ABOUT THIS TASK:
Determine how many lines in the entries below include "Market". The reply should be that number and nothing else.

** Opening DATA RECORDS block **

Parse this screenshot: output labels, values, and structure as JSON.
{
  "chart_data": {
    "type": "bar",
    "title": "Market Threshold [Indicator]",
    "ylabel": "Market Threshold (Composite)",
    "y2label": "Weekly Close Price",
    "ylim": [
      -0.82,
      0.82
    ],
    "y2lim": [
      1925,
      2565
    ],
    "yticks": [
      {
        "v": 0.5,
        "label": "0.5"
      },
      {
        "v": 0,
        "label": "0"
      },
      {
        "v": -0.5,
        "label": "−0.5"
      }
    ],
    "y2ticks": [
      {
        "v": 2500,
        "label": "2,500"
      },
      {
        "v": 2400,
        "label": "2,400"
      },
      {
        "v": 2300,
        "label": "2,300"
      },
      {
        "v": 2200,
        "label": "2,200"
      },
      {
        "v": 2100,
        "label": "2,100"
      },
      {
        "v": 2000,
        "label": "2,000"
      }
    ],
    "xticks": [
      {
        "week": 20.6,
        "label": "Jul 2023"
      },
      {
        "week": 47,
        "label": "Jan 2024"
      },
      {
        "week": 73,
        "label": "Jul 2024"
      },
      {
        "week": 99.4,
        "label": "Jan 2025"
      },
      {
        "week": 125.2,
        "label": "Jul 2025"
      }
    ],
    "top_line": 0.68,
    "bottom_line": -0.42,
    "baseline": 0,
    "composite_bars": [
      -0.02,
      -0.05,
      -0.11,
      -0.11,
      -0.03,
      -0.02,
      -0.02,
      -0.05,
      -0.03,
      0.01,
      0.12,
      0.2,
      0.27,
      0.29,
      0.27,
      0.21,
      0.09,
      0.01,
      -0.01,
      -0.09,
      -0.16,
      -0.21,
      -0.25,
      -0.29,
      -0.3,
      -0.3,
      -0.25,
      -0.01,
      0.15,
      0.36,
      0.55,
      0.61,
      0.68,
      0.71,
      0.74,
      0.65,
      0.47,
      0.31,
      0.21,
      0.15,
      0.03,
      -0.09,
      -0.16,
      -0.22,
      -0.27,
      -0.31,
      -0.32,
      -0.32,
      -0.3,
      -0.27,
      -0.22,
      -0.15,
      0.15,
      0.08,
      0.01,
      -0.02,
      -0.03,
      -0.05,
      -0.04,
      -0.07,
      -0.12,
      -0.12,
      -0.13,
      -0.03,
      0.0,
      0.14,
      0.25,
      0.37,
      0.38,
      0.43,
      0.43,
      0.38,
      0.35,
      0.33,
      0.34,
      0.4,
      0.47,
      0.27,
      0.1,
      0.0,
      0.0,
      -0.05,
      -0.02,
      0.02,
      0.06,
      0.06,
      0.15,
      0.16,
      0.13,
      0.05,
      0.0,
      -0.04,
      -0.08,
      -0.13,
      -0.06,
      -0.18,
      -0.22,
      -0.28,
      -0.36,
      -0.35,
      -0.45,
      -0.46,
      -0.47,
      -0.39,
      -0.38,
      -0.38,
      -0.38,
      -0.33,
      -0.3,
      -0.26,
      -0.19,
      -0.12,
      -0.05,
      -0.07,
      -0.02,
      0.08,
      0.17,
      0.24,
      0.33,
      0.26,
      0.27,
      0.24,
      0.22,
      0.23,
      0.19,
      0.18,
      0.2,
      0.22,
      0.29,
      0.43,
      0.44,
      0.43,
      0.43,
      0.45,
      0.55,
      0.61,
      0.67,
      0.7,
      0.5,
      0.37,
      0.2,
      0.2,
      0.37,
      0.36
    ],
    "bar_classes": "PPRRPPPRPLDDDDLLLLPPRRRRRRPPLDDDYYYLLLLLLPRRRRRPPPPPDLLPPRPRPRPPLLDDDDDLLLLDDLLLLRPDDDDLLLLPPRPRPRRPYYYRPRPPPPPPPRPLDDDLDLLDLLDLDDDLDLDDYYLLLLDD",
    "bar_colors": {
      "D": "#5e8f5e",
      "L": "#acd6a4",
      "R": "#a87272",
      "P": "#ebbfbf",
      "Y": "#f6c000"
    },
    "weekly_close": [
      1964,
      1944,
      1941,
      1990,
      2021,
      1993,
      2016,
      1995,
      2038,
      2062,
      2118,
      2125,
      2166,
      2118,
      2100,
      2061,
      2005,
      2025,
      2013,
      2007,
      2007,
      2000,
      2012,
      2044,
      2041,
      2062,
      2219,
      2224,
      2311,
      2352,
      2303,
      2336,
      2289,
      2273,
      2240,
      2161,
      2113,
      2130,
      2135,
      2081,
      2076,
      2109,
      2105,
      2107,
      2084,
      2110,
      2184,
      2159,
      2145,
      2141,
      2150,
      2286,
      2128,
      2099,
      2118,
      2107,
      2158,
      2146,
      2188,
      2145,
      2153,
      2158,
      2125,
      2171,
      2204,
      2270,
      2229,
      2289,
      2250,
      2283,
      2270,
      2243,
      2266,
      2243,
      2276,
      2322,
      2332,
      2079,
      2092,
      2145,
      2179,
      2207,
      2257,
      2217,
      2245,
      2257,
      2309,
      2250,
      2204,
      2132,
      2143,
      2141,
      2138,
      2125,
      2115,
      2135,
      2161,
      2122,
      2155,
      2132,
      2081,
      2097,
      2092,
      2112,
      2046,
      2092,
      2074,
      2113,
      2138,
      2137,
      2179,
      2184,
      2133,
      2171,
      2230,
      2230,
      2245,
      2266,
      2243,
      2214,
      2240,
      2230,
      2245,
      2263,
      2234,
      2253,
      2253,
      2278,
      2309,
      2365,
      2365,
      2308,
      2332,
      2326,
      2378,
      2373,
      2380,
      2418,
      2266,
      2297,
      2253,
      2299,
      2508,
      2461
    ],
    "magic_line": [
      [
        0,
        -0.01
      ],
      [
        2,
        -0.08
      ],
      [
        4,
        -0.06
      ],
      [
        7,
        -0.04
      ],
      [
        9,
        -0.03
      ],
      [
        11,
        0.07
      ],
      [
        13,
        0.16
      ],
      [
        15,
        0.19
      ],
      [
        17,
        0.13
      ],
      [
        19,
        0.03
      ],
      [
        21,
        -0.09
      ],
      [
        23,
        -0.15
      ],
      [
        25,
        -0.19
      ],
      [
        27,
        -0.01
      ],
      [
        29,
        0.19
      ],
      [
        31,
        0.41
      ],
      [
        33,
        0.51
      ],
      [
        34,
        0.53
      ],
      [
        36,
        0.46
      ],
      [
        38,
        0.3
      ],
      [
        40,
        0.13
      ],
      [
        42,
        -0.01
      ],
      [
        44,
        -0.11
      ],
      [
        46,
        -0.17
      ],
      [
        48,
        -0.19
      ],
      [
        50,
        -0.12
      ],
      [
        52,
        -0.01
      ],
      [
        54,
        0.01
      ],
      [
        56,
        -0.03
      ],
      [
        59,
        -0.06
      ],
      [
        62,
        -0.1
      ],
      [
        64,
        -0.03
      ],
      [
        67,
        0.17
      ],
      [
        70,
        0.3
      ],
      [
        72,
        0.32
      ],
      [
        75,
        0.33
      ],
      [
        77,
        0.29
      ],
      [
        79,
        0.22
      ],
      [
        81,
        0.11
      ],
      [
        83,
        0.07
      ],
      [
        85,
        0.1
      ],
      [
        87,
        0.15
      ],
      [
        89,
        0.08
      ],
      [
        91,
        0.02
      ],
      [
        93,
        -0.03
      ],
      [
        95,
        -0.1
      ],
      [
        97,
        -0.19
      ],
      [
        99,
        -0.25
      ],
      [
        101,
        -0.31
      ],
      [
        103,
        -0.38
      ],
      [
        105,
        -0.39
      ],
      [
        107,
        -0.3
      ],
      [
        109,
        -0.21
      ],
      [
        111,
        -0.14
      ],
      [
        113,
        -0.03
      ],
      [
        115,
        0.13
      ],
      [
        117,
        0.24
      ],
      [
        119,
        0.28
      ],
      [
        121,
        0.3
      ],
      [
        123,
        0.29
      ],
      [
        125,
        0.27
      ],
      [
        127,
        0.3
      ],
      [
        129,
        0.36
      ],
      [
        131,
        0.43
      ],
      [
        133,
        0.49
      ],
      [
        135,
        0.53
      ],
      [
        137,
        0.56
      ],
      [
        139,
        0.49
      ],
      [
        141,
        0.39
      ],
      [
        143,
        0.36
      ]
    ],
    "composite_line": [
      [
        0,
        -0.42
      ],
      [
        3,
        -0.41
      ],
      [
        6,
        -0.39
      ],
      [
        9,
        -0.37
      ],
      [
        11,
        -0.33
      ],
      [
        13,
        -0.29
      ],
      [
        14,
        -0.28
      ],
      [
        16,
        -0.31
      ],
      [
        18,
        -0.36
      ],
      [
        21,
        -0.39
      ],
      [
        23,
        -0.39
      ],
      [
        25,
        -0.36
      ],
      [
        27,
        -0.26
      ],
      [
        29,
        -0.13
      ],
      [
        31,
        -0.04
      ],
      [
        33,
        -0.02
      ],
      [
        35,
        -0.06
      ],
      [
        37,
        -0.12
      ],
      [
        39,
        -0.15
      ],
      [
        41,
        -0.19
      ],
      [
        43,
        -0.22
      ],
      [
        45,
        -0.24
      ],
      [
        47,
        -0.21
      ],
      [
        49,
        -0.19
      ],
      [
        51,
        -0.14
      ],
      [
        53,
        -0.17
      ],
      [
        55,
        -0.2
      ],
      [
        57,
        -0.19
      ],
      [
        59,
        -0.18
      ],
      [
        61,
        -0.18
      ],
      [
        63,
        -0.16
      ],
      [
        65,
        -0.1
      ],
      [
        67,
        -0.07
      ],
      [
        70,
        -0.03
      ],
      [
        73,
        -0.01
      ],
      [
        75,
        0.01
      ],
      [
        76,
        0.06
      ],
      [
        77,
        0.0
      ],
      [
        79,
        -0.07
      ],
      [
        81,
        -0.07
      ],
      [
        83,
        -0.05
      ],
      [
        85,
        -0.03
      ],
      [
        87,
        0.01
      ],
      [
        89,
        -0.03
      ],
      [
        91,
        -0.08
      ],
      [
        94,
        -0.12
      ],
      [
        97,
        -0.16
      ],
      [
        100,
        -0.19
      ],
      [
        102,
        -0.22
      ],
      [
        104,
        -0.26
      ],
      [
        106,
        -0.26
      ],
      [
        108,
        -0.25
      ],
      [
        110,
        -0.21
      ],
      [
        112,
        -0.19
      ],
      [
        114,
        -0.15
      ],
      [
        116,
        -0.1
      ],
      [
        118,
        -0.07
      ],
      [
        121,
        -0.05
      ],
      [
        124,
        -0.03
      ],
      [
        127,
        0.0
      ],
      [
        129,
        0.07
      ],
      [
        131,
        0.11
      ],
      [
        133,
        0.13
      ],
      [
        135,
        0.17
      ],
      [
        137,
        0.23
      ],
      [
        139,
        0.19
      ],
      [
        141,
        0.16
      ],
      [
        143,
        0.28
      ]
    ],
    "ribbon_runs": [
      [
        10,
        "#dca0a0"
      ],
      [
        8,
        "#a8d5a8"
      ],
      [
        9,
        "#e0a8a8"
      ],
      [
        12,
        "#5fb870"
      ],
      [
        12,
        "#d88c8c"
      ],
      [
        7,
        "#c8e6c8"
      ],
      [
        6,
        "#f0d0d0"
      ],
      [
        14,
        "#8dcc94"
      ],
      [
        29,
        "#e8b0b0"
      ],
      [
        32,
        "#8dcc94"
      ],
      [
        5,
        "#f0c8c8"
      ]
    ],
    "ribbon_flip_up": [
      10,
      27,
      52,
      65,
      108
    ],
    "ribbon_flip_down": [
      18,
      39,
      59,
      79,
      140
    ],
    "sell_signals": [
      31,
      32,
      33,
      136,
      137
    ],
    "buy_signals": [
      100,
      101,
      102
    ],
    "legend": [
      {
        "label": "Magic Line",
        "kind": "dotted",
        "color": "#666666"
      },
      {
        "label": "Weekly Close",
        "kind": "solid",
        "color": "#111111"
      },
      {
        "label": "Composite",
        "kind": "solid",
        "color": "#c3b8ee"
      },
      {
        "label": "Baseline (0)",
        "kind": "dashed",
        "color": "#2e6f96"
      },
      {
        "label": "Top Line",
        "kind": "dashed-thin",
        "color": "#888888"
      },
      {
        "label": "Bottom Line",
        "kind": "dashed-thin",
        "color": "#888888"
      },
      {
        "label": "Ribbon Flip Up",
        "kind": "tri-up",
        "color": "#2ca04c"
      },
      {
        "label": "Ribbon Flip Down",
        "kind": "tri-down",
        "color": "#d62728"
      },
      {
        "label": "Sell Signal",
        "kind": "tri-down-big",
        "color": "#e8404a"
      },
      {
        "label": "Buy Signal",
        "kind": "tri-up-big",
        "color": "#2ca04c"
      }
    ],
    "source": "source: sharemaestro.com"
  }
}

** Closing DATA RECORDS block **

WORKED SOLUTION:
2